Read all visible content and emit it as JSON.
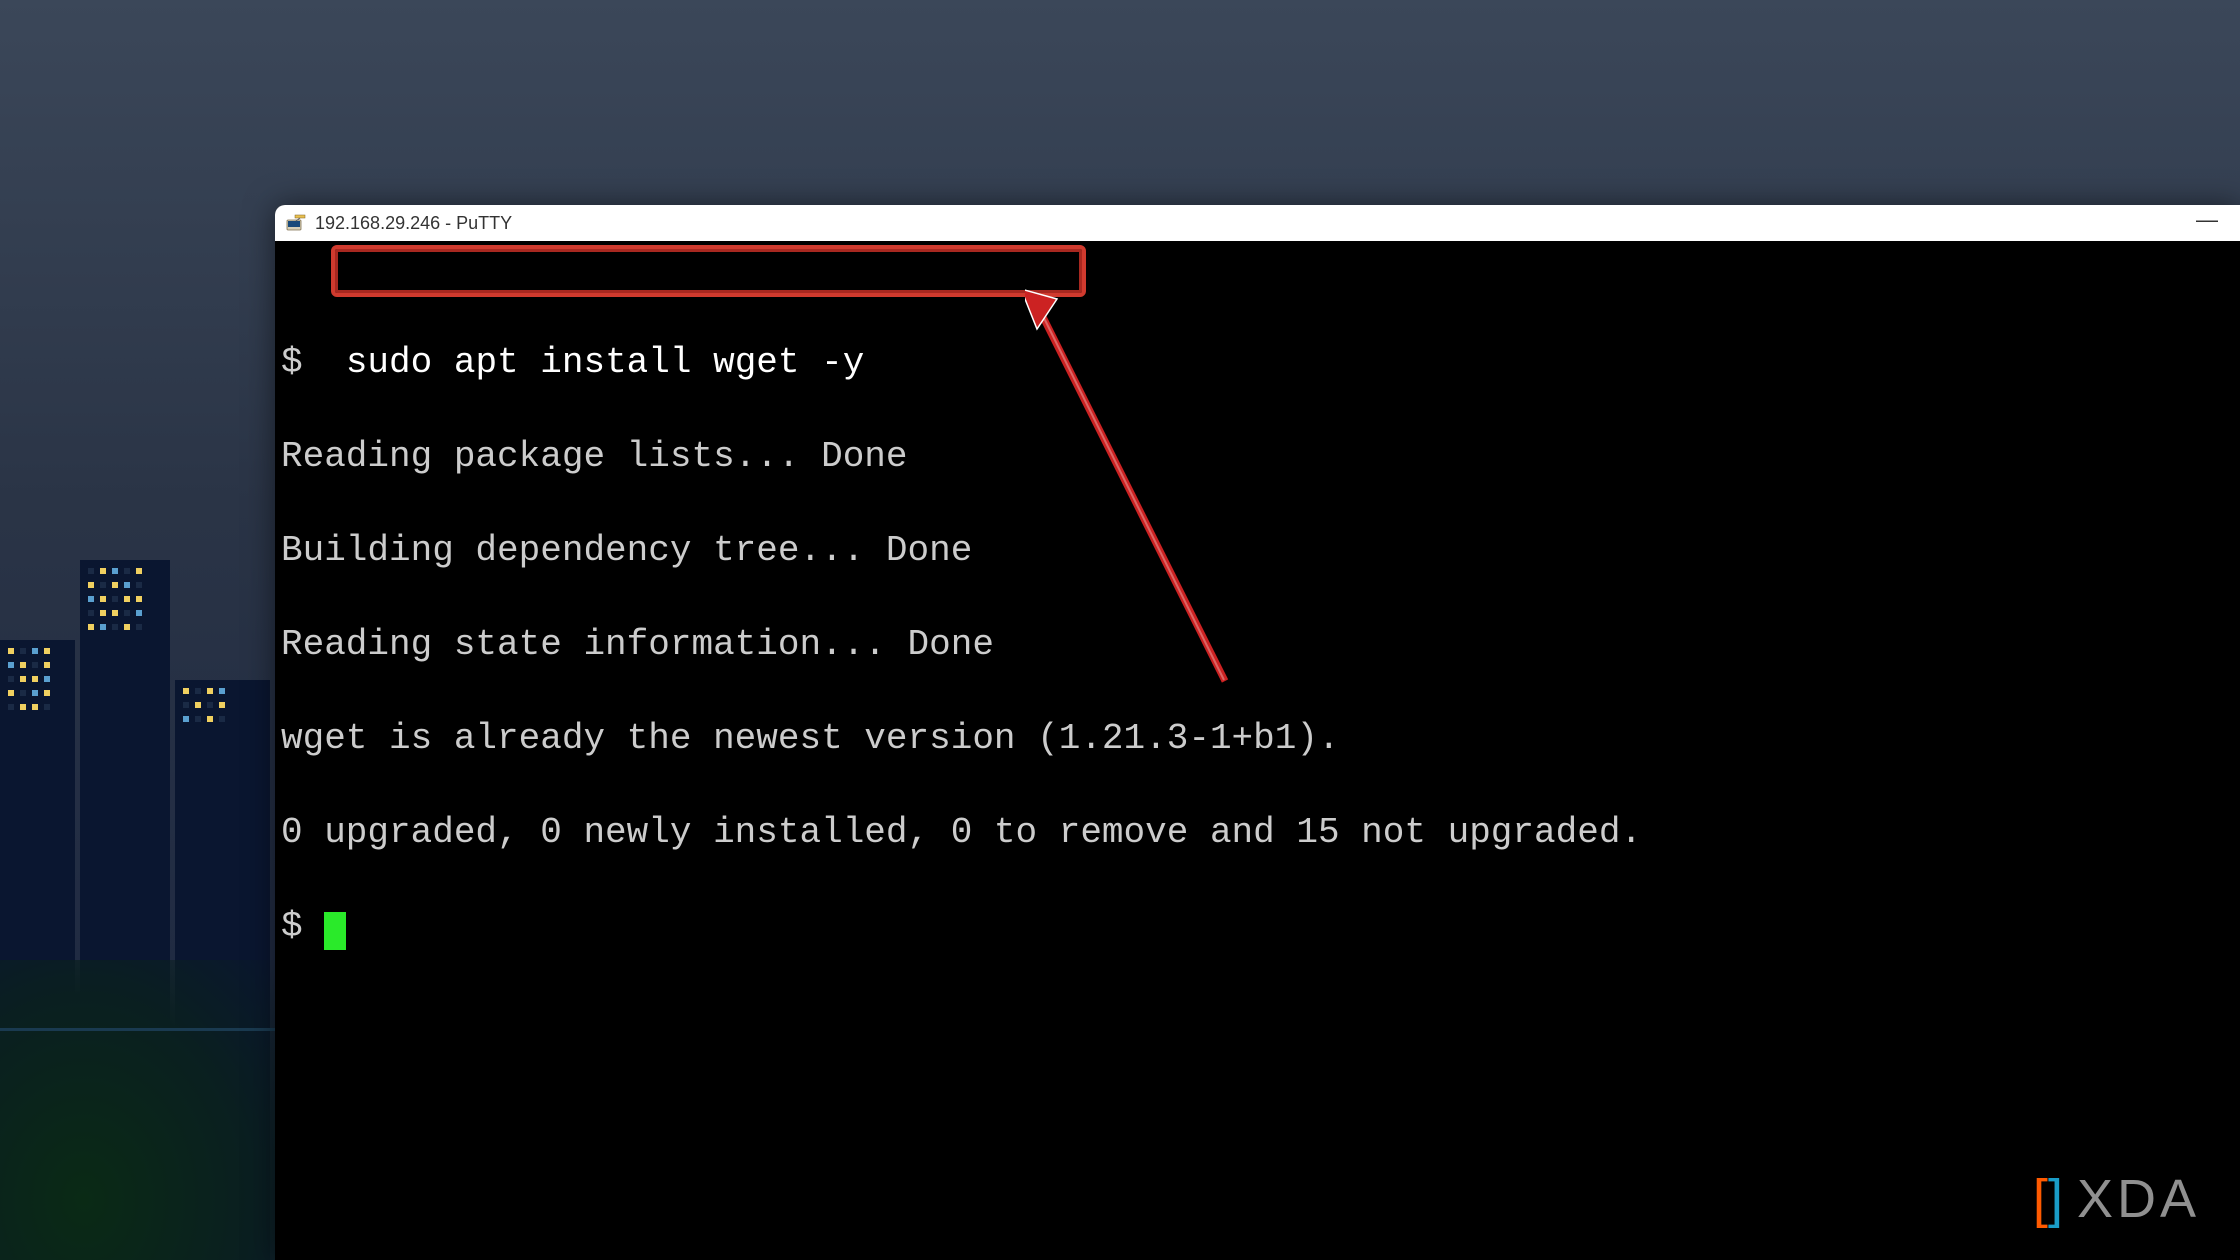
{
  "window": {
    "title": "192.168.29.246 - PuTTY"
  },
  "terminal": {
    "prompt": "$",
    "command": "sudo apt install wget -y",
    "lines": [
      "Reading package lists... Done",
      "Building dependency tree... Done",
      "Reading state information... Done",
      "wget is already the newest version (1.21.3-1+b1).",
      "0 upgraded, 0 newly installed, 0 to remove and 15 not upgraded."
    ]
  },
  "watermark": {
    "text": "XDA"
  }
}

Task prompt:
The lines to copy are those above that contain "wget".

Output of the task:
    "command": "sudo apt install wget -y",
      "wget is already the newest version (1.21.3-1+b1).",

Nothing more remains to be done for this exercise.